** SOURCE MATERIAL follows **

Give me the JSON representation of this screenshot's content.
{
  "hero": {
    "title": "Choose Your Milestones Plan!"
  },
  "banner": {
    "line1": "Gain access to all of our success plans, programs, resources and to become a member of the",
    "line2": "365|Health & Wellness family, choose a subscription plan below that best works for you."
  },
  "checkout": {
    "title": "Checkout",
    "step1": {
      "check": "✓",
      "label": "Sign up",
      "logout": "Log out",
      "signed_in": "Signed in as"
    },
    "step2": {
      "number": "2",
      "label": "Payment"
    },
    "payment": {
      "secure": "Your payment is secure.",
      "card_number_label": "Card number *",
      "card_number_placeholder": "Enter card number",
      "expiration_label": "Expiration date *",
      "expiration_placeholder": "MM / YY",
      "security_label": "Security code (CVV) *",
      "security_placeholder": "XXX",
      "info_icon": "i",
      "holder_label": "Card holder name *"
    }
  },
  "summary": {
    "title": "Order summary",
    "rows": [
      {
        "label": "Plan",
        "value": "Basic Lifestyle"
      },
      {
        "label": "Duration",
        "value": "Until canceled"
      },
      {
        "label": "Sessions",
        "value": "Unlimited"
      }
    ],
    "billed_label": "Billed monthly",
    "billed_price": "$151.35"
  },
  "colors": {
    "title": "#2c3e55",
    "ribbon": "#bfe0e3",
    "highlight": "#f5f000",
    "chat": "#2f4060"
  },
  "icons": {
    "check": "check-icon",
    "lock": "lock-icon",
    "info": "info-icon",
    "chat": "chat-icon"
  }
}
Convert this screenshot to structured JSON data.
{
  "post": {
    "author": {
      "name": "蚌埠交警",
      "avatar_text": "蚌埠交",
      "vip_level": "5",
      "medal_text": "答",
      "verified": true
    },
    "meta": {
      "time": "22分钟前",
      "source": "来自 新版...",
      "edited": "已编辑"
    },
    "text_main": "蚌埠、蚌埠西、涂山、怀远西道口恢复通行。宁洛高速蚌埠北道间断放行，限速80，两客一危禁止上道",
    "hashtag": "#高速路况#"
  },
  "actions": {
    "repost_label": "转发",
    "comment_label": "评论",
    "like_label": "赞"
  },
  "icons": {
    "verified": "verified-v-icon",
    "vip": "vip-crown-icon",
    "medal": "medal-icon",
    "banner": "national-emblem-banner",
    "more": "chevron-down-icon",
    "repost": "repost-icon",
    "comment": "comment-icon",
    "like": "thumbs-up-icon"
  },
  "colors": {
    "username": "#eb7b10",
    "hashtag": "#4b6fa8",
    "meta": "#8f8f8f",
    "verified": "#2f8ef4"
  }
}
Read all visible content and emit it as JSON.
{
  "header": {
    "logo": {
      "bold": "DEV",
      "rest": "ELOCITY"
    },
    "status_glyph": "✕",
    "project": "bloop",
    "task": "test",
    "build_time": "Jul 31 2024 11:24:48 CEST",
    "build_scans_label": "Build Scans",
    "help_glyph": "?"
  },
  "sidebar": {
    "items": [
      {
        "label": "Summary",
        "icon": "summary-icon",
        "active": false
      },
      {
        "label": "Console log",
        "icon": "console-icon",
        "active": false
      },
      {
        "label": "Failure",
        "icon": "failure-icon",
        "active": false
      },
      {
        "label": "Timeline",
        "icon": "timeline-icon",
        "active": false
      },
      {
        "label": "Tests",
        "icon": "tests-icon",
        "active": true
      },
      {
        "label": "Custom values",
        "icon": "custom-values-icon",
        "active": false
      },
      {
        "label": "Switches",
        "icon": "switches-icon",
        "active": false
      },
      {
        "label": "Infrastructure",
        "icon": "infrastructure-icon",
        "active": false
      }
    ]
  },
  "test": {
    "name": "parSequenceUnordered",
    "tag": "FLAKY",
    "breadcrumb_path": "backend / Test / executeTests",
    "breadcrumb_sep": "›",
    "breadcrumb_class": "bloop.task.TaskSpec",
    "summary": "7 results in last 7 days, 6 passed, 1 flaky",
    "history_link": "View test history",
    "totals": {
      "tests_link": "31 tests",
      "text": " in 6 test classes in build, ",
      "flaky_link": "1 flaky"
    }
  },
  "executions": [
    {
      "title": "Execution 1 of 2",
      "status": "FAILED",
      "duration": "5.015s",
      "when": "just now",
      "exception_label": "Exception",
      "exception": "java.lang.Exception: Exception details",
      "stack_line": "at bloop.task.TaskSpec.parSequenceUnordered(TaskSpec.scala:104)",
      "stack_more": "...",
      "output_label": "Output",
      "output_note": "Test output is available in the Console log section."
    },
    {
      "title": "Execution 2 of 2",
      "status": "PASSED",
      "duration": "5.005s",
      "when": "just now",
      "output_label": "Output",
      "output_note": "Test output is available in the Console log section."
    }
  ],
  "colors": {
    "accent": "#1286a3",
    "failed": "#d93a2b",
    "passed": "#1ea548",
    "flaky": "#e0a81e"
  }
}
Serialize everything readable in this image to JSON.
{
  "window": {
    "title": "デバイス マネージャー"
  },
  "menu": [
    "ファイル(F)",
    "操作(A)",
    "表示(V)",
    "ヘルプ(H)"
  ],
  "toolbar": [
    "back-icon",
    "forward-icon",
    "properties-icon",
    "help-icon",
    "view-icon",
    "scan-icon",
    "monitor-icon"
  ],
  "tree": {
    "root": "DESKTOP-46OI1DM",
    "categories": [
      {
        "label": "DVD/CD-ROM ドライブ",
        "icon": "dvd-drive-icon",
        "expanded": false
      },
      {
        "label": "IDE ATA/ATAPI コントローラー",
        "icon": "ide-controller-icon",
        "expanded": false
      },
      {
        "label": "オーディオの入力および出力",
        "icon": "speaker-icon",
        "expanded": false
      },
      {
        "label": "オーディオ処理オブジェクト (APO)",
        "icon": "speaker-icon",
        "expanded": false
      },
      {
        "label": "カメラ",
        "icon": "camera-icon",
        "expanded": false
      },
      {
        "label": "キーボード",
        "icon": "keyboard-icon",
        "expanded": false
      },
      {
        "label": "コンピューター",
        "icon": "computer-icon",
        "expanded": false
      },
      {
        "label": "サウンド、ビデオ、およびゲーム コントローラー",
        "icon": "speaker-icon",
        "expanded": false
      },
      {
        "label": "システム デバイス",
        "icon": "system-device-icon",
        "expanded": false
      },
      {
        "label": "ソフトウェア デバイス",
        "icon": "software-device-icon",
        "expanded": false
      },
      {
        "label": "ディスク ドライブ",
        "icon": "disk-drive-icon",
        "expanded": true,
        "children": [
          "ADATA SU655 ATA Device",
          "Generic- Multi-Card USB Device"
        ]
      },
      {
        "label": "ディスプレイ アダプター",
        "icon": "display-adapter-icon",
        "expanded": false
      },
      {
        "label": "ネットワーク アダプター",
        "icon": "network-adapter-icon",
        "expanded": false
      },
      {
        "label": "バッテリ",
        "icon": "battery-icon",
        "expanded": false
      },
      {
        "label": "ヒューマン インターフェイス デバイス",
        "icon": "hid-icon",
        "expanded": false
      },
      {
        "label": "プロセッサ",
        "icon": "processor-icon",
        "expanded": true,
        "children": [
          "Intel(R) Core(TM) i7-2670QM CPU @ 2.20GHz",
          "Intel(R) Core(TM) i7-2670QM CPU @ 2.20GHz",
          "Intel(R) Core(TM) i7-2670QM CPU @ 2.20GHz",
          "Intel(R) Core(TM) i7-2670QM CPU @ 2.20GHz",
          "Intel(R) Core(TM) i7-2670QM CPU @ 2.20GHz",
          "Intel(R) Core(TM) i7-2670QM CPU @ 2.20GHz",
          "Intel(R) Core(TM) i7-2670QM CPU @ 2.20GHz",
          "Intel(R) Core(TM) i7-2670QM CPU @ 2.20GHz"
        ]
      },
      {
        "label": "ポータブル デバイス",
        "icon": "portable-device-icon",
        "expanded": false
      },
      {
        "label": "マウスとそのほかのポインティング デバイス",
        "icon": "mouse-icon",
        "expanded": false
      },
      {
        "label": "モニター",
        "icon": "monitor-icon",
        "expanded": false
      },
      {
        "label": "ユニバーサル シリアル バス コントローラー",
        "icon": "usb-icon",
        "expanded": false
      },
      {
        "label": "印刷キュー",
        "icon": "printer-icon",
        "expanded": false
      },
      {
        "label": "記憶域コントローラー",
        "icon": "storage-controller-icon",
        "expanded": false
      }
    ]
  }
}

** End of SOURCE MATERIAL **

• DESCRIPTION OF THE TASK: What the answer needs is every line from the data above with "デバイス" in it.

• ANSWER TO THE PROBLEM:
    "title": "デバイス マネージャー"
        "label": "システム デバイス",
        "label": "ソフトウェア デバイス",
        "label": "ヒューマン インターフェイス デバイス",
        "label": "ポータブル デバイス",
        "label": "マウスとそのほかのポインティング デバイス",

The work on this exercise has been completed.